Directions for this task: Write out each entry again. Keep every word exactly as it is.
== Records provided
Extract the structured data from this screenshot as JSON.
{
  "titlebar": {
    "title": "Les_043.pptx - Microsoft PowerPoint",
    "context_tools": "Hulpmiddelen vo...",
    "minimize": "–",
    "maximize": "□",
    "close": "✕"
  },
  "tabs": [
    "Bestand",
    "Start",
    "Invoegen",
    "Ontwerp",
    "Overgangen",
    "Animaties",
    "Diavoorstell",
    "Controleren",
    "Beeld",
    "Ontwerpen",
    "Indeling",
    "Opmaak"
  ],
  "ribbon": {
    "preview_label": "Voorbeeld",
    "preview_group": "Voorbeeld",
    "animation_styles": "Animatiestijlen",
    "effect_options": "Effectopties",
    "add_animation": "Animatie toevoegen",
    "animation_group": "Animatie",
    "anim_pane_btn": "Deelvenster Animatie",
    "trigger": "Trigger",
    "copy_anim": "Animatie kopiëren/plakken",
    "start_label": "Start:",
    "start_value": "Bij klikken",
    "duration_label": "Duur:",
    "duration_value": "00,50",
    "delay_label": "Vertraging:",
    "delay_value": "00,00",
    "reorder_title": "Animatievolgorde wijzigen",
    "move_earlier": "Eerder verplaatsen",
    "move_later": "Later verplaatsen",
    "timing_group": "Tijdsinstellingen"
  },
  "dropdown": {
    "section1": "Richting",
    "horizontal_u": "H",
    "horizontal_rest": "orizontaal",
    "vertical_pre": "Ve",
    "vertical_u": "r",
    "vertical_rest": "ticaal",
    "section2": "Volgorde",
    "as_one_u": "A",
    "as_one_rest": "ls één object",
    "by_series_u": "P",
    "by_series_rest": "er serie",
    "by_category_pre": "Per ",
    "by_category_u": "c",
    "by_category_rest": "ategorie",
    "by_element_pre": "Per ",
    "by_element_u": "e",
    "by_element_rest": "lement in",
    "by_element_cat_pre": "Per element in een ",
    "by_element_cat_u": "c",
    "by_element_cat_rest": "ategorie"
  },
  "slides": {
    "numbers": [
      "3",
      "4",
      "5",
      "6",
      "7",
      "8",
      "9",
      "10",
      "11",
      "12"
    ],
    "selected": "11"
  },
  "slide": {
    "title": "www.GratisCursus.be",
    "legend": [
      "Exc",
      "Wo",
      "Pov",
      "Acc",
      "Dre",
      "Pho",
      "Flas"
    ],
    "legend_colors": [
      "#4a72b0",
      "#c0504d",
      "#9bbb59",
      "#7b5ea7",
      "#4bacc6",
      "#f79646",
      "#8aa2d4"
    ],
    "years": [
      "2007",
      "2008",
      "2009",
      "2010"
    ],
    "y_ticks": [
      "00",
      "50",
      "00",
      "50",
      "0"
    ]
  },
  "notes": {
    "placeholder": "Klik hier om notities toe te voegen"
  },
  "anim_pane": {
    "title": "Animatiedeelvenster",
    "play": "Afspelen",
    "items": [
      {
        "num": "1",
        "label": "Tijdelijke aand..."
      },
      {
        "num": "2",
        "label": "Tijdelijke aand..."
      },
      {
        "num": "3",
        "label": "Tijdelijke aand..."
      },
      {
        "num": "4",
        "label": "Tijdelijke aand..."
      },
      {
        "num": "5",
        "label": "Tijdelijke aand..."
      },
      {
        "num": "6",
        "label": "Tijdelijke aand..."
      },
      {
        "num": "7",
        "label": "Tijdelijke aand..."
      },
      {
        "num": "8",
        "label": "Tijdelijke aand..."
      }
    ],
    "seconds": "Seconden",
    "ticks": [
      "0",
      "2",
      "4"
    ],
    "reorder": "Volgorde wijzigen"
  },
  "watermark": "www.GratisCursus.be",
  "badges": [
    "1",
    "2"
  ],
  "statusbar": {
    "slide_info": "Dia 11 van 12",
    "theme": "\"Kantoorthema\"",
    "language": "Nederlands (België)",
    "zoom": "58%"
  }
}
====
Exercise solution:
Extract the structured data from this screenshot as JSON.
{
  "titlebar": {
    "title": "Les_043.pptx - Microsoft PowerPoint",
    "context_tools": "Hulpmiddelen vo...",
    "minimize": "–",
    "maximize": "□",
    "close": "✕"
  },
  "tabs": [
    "Bestand",
    "Start",
    "Invoegen",
    "Ontwerp",
    "Overgangen",
    "Animaties",
    "Diavoorstell",
    "Controleren",
    "Beeld",
    "Ontwerpen",
    "Indeling",
    "Opmaak"
  ],
  "ribbon": {
    "preview_label": "Voorbeeld",
    "preview_group": "Voorbeeld",
    "animation_styles": "Animatiestijlen",
    "effect_options": "Effectopties",
    "add_animation": "Animatie toevoegen",
    "animation_group": "Animatie",
    "anim_pane_btn": "Deelvenster Animatie",
    "trigger": "Trigger",
    "copy_anim": "Animatie kopiëren/plakken",
    "start_label": "Start:",
    "start_value": "Bij klikken",
    "duration_label": "Duur:",
    "duration_value": "00,50",
    "delay_label": "Vertraging:",
    "delay_value": "00,00",
    "reorder_title": "Animatievolgorde wijzigen",
    "move_earlier": "Eerder verplaatsen",
    "move_later": "Later verplaatsen",
    "timing_group": "Tijdsinstellingen"
  },
  "dropdown": {
    "section1": "Richting",
    "horizontal_u": "H",
    "horizontal_rest": "orizontaal",
    "vertical_pre": "Ve",
    "vertical_u": "r",
    "vertical_rest": "ticaal",
    "section2": "Volgorde",
    "as_one_u": "A",
    "as_one_rest": "ls één object",
    "by_series_u": "P",
    "by_series_rest": "er serie",
    "by_category_pre": "Per ",
    "by_category_u": "c",
    "by_category_rest": "ategorie",
    "by_element_pre": "Per ",
    "by_element_u": "e",
    "by_element_rest": "lement in",
    "by_element_cat_pre": "Per element in een ",
    "by_element_cat_u": "c",
    "by_element_cat_rest": "ategorie"
  },
  "slides": {
    "numbers": [
      "3",
      "4",
      "5",
      "6",
      "7",
      "8",
      "9",
      "10",
      "11",
      "12"
    ],
    "selected": "11"
  },
  "slide": {
    "title": "www.GratisCursus.be",
    "legend": [
      "Exc",
      "Wo",
      "Pov",
      "Acc",
      "Dre",
      "Pho",
      "Flas"
    ],
    "legend_colors": [
      "#4a72b0",
      "#c0504d",
      "#9bbb59",
      "#7b5ea7",
      "#4bacc6",
      "#f79646",
      "#8aa2d4"
    ],
    "years": [
      "2007",
      "2008",
      "2009",
      "2010"
    ],
    "y_ticks": [
      "00",
      "50",
      "00",
      "50",
      "0"
    ]
  },
  "notes": {
    "placeholder": "Klik hier om notities toe te voegen"
  },
  "anim_pane": {
    "title": "Animatiedeelvenster",
    "play": "Afspelen",
    "items": [
      {
        "num": "1",
        "label": "Tijdelijke aand..."
      },
      {
        "num": "2",
        "label": "Tijdelijke aand..."
      },
      {
        "num": "3",
        "label": "Tijdelijke aand..."
      },
      {
        "num": "4",
        "label": "Tijdelijke aand..."
      },
      {
        "num": "5",
        "label": "Tijdelijke aand..."
      },
      {
        "num": "6",
        "label": "Tijdelijke aand..."
      },
      {
        "num": "7",
        "label": "Tijdelijke aand..."
      },
      {
        "num": "8",
        "label": "Tijdelijke aand..."
      }
    ],
    "seconds": "Seconden",
    "ticks": [
      "0",
      "2",
      "4"
    ],
    "reorder": "Volgorde wijzigen"
  },
  "watermark": "www.GratisCursus.be",
  "badges": [
    "1",
    "2"
  ],
  "statusbar": {
    "slide_info": "Dia 11 van 12",
    "theme": "\"Kantoorthema\"",
    "language": "Nederlands (België)",
    "zoom": "58%"
  }
}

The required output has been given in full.